▶ _What to work on_:
Write out every record in full, keeping each character exactly as it is.
----
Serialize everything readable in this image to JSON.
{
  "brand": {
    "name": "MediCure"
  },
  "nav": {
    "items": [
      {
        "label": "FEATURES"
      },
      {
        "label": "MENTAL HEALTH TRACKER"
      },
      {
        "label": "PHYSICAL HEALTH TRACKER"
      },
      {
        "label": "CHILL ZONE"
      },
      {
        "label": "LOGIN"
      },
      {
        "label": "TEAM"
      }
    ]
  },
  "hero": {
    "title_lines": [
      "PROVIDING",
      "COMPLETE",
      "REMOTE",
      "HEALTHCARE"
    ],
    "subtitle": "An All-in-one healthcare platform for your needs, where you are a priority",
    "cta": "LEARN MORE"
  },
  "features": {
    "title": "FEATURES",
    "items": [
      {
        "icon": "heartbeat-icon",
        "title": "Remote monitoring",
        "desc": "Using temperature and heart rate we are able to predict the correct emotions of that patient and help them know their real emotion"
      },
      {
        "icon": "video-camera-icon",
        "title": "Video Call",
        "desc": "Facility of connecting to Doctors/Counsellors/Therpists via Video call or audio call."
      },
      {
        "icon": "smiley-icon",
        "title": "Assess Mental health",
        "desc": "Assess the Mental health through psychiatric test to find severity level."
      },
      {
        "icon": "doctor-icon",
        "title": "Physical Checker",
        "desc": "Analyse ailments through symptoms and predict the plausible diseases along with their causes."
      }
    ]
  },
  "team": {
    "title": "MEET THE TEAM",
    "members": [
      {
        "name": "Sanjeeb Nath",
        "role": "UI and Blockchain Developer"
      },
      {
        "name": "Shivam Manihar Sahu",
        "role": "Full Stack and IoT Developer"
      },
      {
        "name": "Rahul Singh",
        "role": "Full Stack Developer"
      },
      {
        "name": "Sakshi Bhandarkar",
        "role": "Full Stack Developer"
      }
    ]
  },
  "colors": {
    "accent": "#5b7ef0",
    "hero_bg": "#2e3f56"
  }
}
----
▶ _Your solution_:
Serialize everything readable in this image to JSON.
{
  "brand": {
    "name": "MediCure"
  },
  "nav": {
    "items": [
      {
        "label": "FEATURES"
      },
      {
        "label": "MENTAL HEALTH TRACKER"
      },
      {
        "label": "PHYSICAL HEALTH TRACKER"
      },
      {
        "label": "CHILL ZONE"
      },
      {
        "label": "LOGIN"
      },
      {
        "label": "TEAM"
      }
    ]
  },
  "hero": {
    "title_lines": [
      "PROVIDING",
      "COMPLETE",
      "REMOTE",
      "HEALTHCARE"
    ],
    "subtitle": "An All-in-one healthcare platform for your needs, where you are a priority",
    "cta": "LEARN MORE"
  },
  "features": {
    "title": "FEATURES",
    "items": [
      {
        "icon": "heartbeat-icon",
        "title": "Remote monitoring",
        "desc": "Using temperature and heart rate we are able to predict the correct emotions of that patient and help them know their real emotion"
      },
      {
        "icon": "video-camera-icon",
        "title": "Video Call",
        "desc": "Facility of connecting to Doctors/Counsellors/Therpists via Video call or audio call."
      },
      {
        "icon": "smiley-icon",
        "title": "Assess Mental health",
        "desc": "Assess the Mental health through psychiatric test to find severity level."
      },
      {
        "icon": "doctor-icon",
        "title": "Physical Checker",
        "desc": "Analyse ailments through symptoms and predict the plausible diseases along with their causes."
      }
    ]
  },
  "team": {
    "title": "MEET THE TEAM",
    "members": [
      {
        "name": "Sanjeeb Nath",
        "role": "UI and Blockchain Developer"
      },
      {
        "name": "Shivam Manihar Sahu",
        "role": "Full Stack and IoT Developer"
      },
      {
        "name": "Rahul Singh",
        "role": "Full Stack Developer"
      },
      {
        "name": "Sakshi Bhandarkar",
        "role": "Full Stack Developer"
      }
    ]
  },
  "colors": {
    "accent": "#5b7ef0",
    "hero_bg": "#2e3f56"
  }
}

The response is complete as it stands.